Data records
--- START ---

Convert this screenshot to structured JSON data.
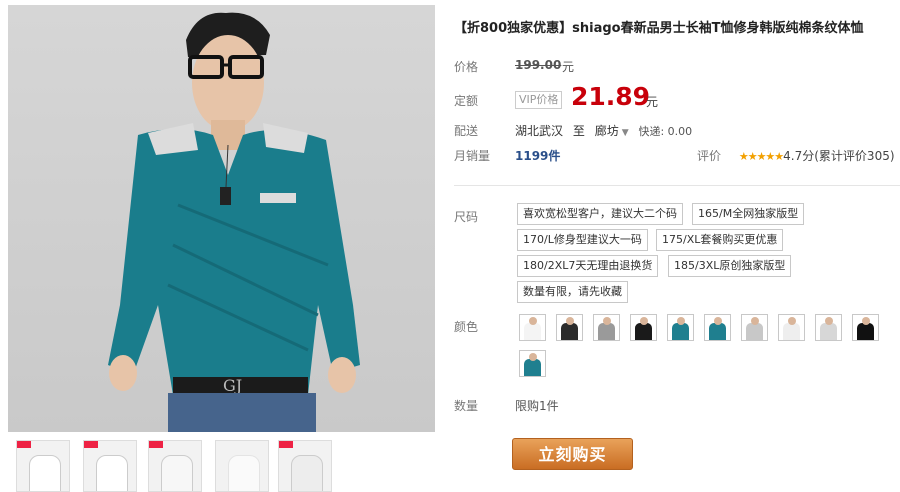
{
  "product": {
    "title": "【折800独家优惠】shiago春新品男士长袖T恤修身韩版纯棉条纹体恤"
  },
  "price": {
    "label": "价格",
    "original": "199.00",
    "original_unit": "元",
    "promo_label": "定额",
    "vip_badge": "VIP价格",
    "current": "21.89",
    "current_unit": "元"
  },
  "shipping": {
    "label": "配送",
    "from": "湖北武汉",
    "to_word": "至",
    "to": "廊坊",
    "express": "快递: 0.00"
  },
  "sales": {
    "label": "月销量",
    "count": "1199件",
    "rating_label": "评价",
    "stars": "★★★★★",
    "score": "4.7分",
    "reviews": "(累计评价305)"
  },
  "size": {
    "label": "尺码",
    "options": [
      "喜欢宽松型客户，建议大二个码",
      "165/M全网独家版型",
      "170/L修身型建议大一码",
      "175/XL套餐购买更优惠",
      "180/2XL7天无理由退换货",
      "185/3XL原创独家版型",
      "数量有限，请先收藏"
    ]
  },
  "color": {
    "label": "颜色",
    "swatches": [
      "#f4f4f4",
      "#2b2b2b",
      "#9a9a9a",
      "#1a1a1a",
      "#1f7f8f",
      "#1f7f8f",
      "#c8c8c8",
      "#eeeeee",
      "#d7d7d7",
      "#111111",
      "#1f7f8f"
    ]
  },
  "quantity": {
    "label": "数量",
    "limit": "限购1件"
  },
  "buy_button": "立刻购买",
  "colors": {
    "accent_price": "#c8000a",
    "shirt": "#1a7d8c",
    "buy_button": "#d37e30"
  }
}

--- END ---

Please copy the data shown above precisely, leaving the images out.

Response to this exercise
Convert this screenshot to structured JSON data.
{
  "product": {
    "title": "【折800独家优惠】shiago春新品男士长袖T恤修身韩版纯棉条纹体恤"
  },
  "price": {
    "label": "价格",
    "original": "199.00",
    "original_unit": "元",
    "promo_label": "定额",
    "vip_badge": "VIP价格",
    "current": "21.89",
    "current_unit": "元"
  },
  "shipping": {
    "label": "配送",
    "from": "湖北武汉",
    "to_word": "至",
    "to": "廊坊",
    "express": "快递: 0.00"
  },
  "sales": {
    "label": "月销量",
    "count": "1199件",
    "rating_label": "评价",
    "stars": "★★★★★",
    "score": "4.7分",
    "reviews": "(累计评价305)"
  },
  "size": {
    "label": "尺码",
    "options": [
      "喜欢宽松型客户，建议大二个码",
      "165/M全网独家版型",
      "170/L修身型建议大一码",
      "175/XL套餐购买更优惠",
      "180/2XL7天无理由退换货",
      "185/3XL原创独家版型",
      "数量有限，请先收藏"
    ]
  },
  "color": {
    "label": "颜色",
    "swatches": [
      "#f4f4f4",
      "#2b2b2b",
      "#9a9a9a",
      "#1a1a1a",
      "#1f7f8f",
      "#1f7f8f",
      "#c8c8c8",
      "#eeeeee",
      "#d7d7d7",
      "#111111",
      "#1f7f8f"
    ]
  },
  "quantity": {
    "label": "数量",
    "limit": "限购1件"
  },
  "buy_button": "立刻购买",
  "colors": {
    "accent_price": "#c8000a",
    "shirt": "#1a7d8c",
    "buy_button": "#d37e30"
  }
}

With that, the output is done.